Exercise description: Which lines have the string "sunt"? Copy all of them from the entries below.

(Items listed in a dataset)

..........

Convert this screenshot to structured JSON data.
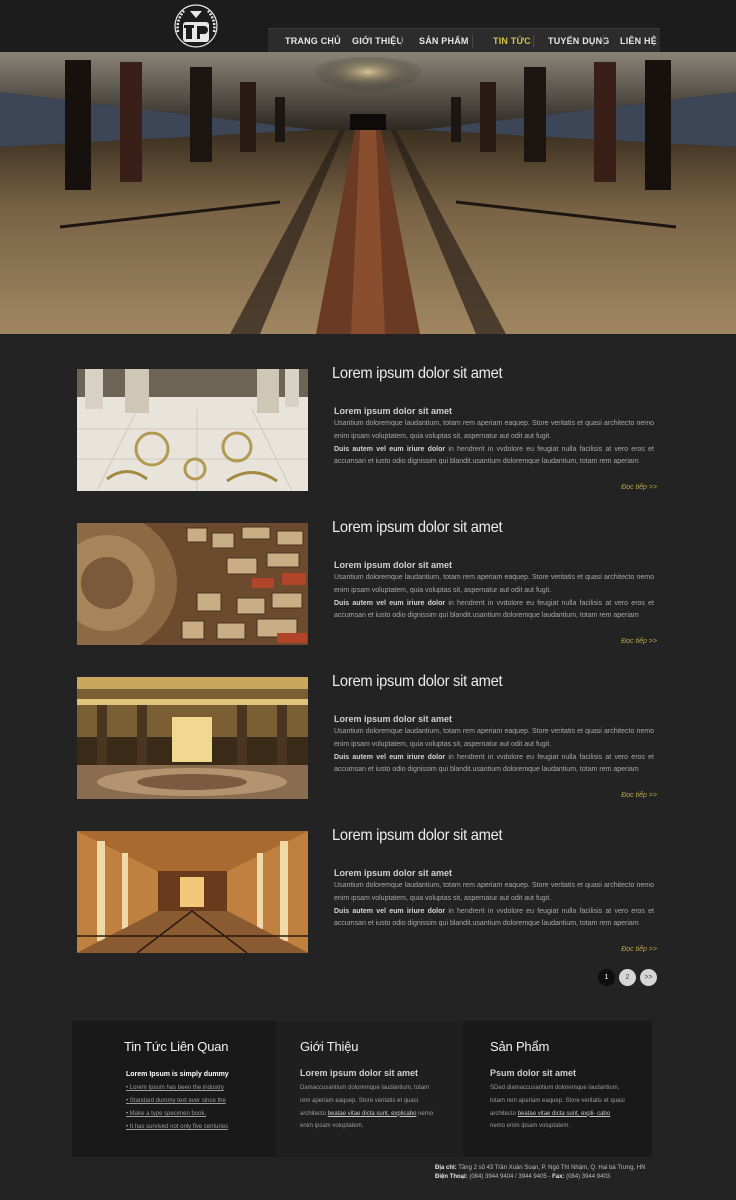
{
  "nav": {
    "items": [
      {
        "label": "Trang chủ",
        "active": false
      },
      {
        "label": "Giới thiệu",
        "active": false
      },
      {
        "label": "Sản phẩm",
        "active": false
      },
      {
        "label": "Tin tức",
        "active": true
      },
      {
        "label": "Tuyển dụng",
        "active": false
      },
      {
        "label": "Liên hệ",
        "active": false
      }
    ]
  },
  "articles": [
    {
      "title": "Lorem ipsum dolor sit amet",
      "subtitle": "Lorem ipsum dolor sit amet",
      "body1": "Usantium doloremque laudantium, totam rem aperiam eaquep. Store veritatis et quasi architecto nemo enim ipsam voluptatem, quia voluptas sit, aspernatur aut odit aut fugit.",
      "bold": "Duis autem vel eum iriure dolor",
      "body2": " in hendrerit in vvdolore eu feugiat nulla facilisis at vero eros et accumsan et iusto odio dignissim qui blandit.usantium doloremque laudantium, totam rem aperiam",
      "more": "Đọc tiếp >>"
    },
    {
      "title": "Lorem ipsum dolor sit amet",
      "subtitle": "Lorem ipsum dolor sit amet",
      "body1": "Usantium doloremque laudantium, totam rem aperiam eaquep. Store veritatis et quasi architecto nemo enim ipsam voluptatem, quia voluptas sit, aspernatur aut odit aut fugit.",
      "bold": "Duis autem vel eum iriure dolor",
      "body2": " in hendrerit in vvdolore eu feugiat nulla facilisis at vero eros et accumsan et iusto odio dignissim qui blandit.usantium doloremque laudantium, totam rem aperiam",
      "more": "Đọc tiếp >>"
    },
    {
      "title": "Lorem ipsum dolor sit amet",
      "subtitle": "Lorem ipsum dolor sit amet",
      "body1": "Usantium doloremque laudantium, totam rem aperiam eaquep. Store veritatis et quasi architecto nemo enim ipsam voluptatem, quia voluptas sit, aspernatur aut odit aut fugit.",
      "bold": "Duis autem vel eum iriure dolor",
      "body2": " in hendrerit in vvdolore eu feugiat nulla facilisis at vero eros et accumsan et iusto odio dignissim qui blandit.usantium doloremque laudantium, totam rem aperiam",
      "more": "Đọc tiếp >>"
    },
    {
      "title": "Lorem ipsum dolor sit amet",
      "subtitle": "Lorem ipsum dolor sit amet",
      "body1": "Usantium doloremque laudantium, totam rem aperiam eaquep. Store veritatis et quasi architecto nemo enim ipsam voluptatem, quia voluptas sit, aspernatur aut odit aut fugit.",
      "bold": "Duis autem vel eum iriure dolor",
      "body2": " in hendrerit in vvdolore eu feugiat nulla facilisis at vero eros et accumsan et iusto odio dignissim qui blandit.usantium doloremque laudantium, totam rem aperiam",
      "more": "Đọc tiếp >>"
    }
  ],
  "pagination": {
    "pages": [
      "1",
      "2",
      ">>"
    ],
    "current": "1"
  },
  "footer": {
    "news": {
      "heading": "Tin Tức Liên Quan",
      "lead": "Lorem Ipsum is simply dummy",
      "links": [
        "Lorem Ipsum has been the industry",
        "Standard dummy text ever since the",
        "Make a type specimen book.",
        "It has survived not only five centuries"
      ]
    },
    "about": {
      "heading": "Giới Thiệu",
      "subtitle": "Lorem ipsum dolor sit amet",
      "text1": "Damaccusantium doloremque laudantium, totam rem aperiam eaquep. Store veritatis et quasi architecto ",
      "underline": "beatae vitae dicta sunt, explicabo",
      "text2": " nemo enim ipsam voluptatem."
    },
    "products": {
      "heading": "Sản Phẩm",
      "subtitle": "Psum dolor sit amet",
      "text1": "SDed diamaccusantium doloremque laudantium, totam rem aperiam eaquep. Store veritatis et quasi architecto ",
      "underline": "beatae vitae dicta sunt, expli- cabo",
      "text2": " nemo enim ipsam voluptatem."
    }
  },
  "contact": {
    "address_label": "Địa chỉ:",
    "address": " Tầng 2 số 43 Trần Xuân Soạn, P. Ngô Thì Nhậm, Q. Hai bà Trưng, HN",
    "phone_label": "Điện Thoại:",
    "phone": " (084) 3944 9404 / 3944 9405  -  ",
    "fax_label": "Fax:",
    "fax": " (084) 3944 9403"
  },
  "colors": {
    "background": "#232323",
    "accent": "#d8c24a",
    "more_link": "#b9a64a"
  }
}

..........

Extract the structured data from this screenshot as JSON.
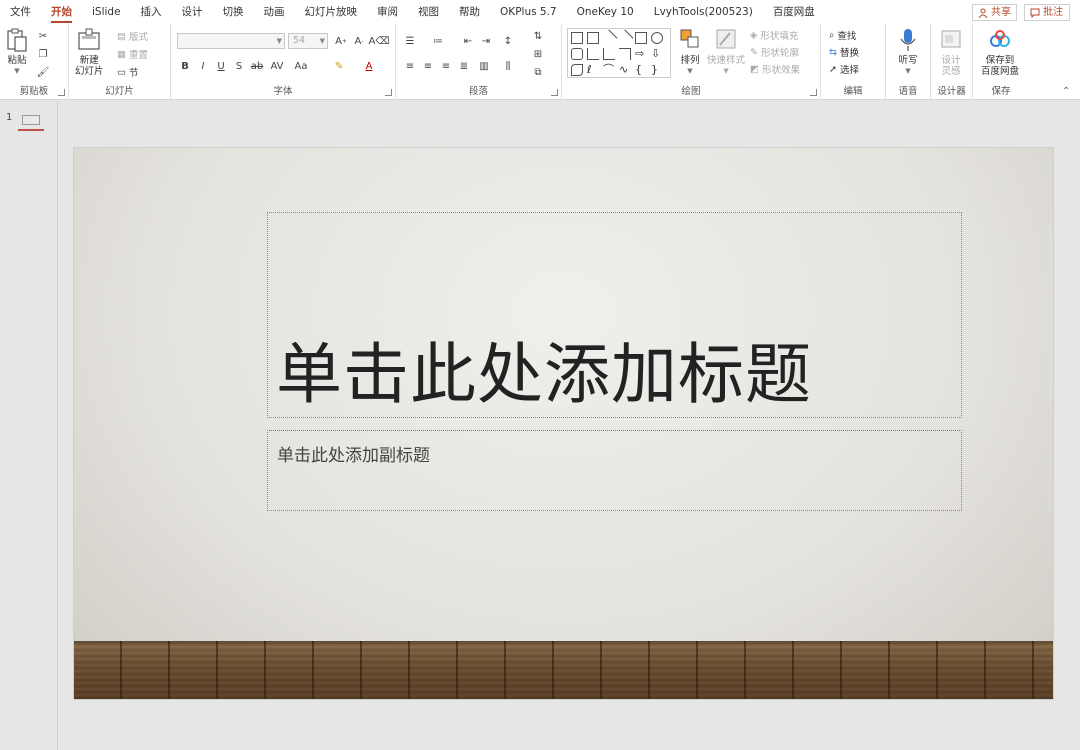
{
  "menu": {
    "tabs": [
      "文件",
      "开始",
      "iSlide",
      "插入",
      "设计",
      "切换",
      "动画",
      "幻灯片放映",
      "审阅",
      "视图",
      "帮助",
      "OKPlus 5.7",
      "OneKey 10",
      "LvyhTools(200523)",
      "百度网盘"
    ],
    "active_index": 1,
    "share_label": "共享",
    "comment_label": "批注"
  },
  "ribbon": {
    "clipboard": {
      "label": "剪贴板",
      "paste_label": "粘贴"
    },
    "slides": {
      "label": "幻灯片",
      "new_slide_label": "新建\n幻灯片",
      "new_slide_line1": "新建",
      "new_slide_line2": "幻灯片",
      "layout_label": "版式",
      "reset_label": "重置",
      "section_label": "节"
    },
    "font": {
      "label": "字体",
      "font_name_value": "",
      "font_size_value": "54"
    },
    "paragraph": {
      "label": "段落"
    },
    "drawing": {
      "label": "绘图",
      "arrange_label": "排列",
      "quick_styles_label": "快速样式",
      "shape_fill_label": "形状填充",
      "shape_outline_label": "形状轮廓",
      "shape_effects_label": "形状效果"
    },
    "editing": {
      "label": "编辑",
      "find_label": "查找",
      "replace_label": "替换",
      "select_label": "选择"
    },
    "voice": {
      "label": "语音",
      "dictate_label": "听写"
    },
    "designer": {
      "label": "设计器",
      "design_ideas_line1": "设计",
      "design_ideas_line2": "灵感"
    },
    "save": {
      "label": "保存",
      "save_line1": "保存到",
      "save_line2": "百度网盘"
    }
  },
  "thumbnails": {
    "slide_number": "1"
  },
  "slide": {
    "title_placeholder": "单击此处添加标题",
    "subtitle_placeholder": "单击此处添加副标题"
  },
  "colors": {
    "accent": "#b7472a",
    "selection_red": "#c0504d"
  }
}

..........

Expected answer:
      "underline": "beatae vitae dicta sunt, explicabo",
      "underline": "beatae vitae dicta sunt, expli- cabo",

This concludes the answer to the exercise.